**Exercise aim**
Among the records below, find the lines that contain "heading" and copy each of them.

(Records drawn from a dataset)
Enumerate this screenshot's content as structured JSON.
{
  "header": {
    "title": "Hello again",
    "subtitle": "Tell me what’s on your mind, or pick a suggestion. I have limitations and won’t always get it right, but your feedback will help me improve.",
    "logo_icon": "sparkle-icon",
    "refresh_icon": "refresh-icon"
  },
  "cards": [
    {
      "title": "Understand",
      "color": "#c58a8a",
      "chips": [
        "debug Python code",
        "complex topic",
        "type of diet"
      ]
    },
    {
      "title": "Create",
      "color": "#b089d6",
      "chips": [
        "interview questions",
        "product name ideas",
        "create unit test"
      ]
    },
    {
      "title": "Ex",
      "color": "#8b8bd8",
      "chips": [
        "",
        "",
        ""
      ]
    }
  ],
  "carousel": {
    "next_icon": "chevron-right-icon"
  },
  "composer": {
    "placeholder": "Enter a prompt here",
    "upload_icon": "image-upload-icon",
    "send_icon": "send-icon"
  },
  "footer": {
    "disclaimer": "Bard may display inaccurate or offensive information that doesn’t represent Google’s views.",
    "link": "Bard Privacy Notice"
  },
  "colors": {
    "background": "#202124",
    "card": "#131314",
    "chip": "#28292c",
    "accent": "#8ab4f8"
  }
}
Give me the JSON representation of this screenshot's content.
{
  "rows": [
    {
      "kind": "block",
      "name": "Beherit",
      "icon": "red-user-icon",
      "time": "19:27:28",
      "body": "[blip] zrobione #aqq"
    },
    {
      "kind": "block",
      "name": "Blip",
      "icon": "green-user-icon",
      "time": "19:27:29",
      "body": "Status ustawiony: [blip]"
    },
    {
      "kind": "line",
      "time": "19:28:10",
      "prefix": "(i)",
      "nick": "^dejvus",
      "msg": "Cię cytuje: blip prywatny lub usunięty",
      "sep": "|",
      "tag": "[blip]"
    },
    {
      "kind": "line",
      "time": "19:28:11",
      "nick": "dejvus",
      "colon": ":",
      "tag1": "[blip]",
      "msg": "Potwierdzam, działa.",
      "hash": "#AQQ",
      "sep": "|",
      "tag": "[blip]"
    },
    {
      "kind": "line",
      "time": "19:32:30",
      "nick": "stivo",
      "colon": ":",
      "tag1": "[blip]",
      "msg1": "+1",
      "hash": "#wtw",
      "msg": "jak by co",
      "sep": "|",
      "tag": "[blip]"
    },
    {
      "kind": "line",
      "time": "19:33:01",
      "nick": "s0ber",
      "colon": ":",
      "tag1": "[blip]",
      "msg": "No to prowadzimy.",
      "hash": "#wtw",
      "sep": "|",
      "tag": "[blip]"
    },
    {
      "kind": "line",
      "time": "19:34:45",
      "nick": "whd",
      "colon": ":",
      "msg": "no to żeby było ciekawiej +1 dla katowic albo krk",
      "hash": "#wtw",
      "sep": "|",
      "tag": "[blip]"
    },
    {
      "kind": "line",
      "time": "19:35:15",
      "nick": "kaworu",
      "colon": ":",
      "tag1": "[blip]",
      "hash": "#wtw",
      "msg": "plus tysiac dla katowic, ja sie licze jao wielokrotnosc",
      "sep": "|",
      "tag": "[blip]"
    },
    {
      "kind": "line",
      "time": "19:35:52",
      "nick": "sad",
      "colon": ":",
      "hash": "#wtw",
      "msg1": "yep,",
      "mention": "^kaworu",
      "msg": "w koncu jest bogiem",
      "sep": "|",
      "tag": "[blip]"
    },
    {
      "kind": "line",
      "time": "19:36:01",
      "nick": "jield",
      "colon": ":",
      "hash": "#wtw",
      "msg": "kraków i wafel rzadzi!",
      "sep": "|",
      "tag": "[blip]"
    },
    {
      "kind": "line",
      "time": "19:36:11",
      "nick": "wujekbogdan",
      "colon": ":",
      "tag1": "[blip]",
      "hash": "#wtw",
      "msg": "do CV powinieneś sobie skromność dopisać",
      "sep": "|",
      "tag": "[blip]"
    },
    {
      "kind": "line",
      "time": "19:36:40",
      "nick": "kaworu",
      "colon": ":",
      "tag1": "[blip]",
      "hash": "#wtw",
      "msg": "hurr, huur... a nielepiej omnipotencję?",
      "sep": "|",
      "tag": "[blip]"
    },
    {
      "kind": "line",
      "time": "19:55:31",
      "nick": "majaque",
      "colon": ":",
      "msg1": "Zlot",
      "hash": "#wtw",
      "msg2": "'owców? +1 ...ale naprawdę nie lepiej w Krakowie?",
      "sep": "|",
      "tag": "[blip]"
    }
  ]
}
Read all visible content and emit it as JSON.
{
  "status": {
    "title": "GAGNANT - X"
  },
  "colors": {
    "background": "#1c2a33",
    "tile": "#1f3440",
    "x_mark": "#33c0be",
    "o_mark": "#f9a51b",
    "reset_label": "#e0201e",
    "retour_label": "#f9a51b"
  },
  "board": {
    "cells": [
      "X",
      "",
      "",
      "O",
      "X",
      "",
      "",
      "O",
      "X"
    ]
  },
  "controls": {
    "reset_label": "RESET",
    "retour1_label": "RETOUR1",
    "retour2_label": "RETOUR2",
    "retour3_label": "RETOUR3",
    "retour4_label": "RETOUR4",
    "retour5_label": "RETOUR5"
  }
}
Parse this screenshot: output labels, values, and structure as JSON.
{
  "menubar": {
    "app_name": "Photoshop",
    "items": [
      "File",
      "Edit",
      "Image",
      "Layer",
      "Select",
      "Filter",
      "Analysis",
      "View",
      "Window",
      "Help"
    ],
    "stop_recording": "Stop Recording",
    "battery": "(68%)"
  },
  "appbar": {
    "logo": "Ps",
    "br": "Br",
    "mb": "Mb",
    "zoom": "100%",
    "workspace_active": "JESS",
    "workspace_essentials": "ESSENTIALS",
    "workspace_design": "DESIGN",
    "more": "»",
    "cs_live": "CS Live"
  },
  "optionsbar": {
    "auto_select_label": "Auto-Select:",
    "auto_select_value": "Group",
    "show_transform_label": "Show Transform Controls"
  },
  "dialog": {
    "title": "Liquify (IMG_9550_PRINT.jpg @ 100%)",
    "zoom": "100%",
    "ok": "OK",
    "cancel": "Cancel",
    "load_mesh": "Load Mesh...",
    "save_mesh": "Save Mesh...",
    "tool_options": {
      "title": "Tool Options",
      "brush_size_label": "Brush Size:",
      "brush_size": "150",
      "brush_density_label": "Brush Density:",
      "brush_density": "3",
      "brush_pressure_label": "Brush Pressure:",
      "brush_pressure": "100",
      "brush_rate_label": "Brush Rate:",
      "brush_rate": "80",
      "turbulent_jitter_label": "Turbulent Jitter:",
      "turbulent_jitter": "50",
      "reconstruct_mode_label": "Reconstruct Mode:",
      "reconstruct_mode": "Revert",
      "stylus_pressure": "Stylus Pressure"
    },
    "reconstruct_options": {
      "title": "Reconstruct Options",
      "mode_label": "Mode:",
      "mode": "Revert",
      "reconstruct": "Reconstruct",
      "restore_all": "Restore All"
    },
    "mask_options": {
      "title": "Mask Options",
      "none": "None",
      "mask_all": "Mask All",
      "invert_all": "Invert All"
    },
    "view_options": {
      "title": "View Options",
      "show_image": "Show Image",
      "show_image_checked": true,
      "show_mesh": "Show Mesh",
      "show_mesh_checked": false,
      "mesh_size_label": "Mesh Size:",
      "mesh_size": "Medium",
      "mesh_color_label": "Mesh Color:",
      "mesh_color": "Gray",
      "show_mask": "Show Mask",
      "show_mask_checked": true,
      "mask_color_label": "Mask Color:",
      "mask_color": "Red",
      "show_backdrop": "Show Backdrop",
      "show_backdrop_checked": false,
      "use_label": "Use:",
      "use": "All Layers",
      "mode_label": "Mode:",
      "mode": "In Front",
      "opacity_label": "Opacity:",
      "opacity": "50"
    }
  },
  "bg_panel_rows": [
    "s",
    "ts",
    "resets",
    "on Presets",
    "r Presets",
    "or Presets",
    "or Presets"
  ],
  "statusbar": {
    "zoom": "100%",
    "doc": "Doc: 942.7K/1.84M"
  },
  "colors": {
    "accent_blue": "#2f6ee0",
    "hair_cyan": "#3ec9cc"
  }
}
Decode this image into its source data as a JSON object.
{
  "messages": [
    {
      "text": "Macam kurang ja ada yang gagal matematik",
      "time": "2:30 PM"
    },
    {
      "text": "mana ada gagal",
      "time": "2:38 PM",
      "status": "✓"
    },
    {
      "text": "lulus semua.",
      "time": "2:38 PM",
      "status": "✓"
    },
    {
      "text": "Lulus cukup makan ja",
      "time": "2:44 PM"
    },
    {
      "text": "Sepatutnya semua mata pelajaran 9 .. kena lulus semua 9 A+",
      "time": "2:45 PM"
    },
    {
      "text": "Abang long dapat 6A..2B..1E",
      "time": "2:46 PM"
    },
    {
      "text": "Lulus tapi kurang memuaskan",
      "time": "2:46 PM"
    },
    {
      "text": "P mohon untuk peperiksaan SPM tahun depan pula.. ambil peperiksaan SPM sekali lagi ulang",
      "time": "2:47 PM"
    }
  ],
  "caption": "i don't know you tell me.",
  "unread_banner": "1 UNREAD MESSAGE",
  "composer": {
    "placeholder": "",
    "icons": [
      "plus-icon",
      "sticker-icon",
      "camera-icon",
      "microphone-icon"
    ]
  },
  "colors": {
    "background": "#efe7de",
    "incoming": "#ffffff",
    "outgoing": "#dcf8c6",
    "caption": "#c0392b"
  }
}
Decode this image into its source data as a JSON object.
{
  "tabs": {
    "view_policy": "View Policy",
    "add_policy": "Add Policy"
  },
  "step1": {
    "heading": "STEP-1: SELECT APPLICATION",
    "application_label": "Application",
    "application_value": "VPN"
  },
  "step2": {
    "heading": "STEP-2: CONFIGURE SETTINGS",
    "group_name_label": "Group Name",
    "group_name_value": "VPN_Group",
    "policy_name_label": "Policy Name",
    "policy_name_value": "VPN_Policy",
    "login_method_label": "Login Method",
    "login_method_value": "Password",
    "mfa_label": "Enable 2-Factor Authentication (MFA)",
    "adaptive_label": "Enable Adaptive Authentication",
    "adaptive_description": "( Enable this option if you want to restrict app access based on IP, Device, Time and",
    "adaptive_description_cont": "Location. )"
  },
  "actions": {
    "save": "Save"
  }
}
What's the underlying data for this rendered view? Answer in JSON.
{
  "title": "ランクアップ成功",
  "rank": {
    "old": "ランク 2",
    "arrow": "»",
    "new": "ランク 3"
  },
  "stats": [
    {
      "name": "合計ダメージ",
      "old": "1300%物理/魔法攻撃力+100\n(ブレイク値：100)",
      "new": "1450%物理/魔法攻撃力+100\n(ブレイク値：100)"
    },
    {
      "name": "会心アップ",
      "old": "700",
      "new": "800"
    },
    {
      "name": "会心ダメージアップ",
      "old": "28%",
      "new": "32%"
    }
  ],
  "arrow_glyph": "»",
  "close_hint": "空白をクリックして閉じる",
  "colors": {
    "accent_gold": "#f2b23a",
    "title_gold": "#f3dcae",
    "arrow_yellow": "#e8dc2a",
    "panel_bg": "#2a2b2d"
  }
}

**Answer to the problem**
    "heading": "STEP-1: SELECT APPLICATION",
    "heading": "STEP-2: CONFIGURE SETTINGS",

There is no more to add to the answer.